FDA on pace to approve 18 drugs in 2008
WASHINGTON The year 2008 will see the Food and Drug Administration approve 18 new drugs, according to reports.
The drugs will include Wyeth’s antidepressant Pristiq, Cephalon’s leukemia drug Treanda and UCB’s drug for Crohn’s disease, Cimzia, which have already been approved.
Last year, the agency approved 18 new molecular entities, drugs in which the active ingredient had not been used previously in an FDA-approved drug, compared to 22 in 2006.
Novartis starts shipping flu vaccine to U.S.
CAMBRIDGE, Mass. Novartis has begun shipping its Fluvirin Influenza Virus Vaccine to the United States.
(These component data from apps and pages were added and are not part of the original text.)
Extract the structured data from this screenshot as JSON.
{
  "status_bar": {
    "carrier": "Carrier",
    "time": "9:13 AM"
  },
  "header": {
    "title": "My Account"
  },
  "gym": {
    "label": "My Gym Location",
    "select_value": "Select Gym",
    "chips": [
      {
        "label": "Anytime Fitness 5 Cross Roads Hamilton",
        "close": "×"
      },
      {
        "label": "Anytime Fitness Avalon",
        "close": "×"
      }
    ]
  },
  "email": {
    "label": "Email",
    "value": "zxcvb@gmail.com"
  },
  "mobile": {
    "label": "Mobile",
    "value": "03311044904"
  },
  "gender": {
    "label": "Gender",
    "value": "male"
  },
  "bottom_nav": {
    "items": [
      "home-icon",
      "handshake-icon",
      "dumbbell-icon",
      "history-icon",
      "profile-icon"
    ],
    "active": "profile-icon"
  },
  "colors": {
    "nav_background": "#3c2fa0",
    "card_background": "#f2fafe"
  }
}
This comes just days after the Food and Drug Administration, with the recommendation of the World Health Organization, approved three new strains that would be included in the influenza vaccine composition for the 2008-2009 influenza season.
The company is producing up to 40 million doses of the vaccine, with expectations of at least 20 million doses being delivered by the end of September with the remainder to be shipped by Halloween.
“As one of the largest US suppliers of influenza vaccine, providing large quantities of Fluvirin early in the season supports public health efforts to vaccinate as many people as early as possible this upcoming influenza season,” said Joerg Reinhardt, chief executive officer of Novartis Vaccines and Diagnostics.
Report shows more than 1,400 errors due to similar-sounding drug names
ROCKVILLE, Md. The eighth annual national MEDMARX Data Report was released this week by U.S. Pharmacopeia and it revealed that more than 1,400 commonly used drugs are involved in errors linked to drug names that look or sound alike.
For the report, USP reviewed more than 26,000 records submitted to the MEDMARX database from 2003 to 2006. These records revealed that 1,470 different drugs are implicated in medication errors due to brand and/or generic names that looked or sounded alike.
In response to the findings, USP is calling on prescribers and pharmacists to include an “indication for use” on prescriptions. Indication for use is a phrase that signals why the patient is taking the drug (e.g. cough, infection, rash). To prevent medication errors, USP recommends that this powerful piece of information be conveyed at several points along the health care system.
“Errors resulting from look-alike/sound-alike drugs are a problem that spans the entire health care system,” said Darrell Abernethy, chief science officer at USP. “By recording and communicating not only the name of the drug, but also what it is being used for, prescribers, pharmacists and consumers can work together to dramatically reduce these types of medication errors.”